Overnight, Hancock became a completely online school. Fifth grade teacher Matt Oeffling had recently taught everyone how to use Google Classroom, including teachers who had been with the school for 20 years. “I don’t know how we could have done this without him,” Hightower said. She was part of longstanding support group of principals, diverse in every way, who originally came together spontaneously. They counted on each other. She said she learned even more about leadership in crisis after she was  selected for the National Institute of School Leadership (NISL).

Irene was especially grateful to belong to the union. She is a member of the executive board and also represents elementary school principals. Since the union organized, she has watched school leaders gain rights as fundamental as a clear, objective path to promotion. Through the pandemic, AASD has provided “a lot of camaraderie and information daily.”

Since March 2021, the district has had phased reopenings. On April 12, all students were invited to return. Because they were using an A/B schedule, not all families could take advantage. Often one parent was in the military and the other working at an essential job, like in a hospital, so the children had to go to day care facilities with no internet.

“The learning loss is tremendous now that we’re fully back,” she says. “We’re spending a lot of time teaching Ks and first graders how to be in school.” Most of the children are a year behind. With such high need and staff shortages, Hightower herself has had to return to the classroom to substitute, and she says, “It’s nice. I enjoy it. I always want to be with the kids.”

The return was super-charged with emotion. The support around COVID-19 testing “has been impossible.” Some staff are still terrified of the virus. Others are joyous to be back. There is a great deal of trauma. A teacher lost one of her best friends to COVID-19 aboard the USS Roosevelt on its way to Guam. One of Irene’s nearest and dearest, “a work husband,” she calls him, who was immunocompromised, almost died. She reopened school with his story in hopes of helping some reluctant staff accept the mask mandate. 

“I told them about how he went into the hospital in January and had to be put into a medically induced coma. His husband and I had to figure out how to make final arrangements if it came to that," she said. "Then he came out of it after weeks. He had to have speech and physical therapy, and now he’s back full-time as an instructional coordinator.”

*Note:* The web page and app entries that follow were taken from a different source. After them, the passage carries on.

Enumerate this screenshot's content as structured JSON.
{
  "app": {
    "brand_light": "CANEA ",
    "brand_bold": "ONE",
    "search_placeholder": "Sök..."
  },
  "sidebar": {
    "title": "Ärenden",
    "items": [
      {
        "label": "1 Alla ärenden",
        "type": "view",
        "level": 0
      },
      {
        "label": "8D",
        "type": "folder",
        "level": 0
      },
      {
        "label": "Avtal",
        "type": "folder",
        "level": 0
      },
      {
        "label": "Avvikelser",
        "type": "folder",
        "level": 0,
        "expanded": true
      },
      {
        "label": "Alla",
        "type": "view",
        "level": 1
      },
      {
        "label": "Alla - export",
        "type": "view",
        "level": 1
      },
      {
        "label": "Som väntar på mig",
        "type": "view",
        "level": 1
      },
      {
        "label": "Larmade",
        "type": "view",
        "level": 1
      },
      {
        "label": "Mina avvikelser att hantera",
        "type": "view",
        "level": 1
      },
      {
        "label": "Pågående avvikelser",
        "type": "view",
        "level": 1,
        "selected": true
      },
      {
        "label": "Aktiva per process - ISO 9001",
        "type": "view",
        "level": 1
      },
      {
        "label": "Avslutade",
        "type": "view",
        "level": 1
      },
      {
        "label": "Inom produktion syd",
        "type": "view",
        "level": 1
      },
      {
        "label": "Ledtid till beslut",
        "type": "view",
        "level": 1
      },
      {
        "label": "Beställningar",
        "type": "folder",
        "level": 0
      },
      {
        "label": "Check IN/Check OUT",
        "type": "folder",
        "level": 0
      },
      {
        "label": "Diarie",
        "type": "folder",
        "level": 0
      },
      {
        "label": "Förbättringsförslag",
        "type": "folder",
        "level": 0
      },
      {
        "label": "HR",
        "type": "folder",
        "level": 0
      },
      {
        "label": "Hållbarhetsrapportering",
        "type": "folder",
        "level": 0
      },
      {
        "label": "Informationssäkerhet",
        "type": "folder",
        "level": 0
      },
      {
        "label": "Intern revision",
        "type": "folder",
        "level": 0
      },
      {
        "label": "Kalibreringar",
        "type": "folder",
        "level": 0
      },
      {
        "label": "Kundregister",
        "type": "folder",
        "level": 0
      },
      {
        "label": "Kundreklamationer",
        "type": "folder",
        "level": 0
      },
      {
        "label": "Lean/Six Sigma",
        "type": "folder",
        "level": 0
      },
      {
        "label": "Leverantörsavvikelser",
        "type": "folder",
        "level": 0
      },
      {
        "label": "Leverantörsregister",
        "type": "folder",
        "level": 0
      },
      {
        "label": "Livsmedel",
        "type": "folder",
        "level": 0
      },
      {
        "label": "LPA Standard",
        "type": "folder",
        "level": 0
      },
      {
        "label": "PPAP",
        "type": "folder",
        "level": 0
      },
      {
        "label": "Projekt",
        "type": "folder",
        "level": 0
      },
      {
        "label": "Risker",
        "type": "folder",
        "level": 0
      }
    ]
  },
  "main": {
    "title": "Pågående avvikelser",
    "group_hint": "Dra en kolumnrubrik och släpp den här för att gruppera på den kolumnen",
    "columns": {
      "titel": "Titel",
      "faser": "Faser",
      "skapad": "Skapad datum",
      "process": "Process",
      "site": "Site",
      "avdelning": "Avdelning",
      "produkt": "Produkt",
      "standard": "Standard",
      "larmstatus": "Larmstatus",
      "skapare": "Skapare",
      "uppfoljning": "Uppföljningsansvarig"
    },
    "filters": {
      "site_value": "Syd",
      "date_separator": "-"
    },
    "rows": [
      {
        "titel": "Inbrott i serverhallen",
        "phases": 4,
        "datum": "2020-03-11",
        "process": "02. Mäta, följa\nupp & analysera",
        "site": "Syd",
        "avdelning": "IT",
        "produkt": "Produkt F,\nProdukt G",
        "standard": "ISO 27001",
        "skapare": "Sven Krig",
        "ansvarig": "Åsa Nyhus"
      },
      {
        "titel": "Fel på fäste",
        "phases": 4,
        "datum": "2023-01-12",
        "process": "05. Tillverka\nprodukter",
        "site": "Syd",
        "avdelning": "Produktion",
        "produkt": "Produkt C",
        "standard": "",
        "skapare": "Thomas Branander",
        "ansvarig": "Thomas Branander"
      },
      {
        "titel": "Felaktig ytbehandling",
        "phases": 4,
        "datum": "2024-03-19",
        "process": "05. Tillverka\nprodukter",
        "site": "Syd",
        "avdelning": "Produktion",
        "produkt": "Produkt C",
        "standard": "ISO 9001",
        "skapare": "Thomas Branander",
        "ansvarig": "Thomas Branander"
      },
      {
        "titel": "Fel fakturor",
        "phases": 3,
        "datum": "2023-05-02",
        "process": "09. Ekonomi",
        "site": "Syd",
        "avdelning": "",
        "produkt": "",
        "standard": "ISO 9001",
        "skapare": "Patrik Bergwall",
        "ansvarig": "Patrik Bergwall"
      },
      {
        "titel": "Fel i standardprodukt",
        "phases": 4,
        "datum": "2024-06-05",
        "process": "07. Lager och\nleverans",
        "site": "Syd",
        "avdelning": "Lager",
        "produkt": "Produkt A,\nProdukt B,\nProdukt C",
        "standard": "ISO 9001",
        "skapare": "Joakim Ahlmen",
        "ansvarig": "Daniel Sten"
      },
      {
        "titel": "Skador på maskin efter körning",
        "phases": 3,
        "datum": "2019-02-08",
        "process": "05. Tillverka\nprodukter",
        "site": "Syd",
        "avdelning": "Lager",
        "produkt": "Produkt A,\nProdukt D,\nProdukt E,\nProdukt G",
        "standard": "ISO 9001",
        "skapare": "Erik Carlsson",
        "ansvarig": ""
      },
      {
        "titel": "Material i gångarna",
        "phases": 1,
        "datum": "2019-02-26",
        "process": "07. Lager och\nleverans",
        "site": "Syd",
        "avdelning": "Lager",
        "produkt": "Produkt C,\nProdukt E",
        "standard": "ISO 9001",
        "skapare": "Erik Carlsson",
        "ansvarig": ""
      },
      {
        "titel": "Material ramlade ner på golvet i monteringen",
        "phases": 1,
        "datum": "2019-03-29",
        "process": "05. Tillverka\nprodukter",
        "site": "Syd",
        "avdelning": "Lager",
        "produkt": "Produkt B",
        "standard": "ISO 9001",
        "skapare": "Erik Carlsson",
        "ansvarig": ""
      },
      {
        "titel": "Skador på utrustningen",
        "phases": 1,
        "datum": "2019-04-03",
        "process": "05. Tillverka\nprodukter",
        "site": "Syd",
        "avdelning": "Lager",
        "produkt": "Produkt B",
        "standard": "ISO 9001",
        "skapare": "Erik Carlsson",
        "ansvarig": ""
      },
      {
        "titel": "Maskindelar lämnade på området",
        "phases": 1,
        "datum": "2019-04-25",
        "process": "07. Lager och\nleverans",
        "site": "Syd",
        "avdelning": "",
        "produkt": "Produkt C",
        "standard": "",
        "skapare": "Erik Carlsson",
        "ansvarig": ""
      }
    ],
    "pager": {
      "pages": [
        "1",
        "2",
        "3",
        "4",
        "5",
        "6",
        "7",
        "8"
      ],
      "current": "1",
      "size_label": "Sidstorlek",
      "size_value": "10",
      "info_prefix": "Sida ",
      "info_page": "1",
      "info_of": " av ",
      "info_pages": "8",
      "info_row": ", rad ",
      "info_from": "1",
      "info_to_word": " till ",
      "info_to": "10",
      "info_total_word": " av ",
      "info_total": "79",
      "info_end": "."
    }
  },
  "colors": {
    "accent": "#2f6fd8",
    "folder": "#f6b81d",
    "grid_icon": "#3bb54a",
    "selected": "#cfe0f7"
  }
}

For the first time in her career, Irene broke down publicly. She said, “I don’t want it to happen to you or our children.” 

All she heard after that was, “Can I give you a hug?” She never heard an objection, and she never has.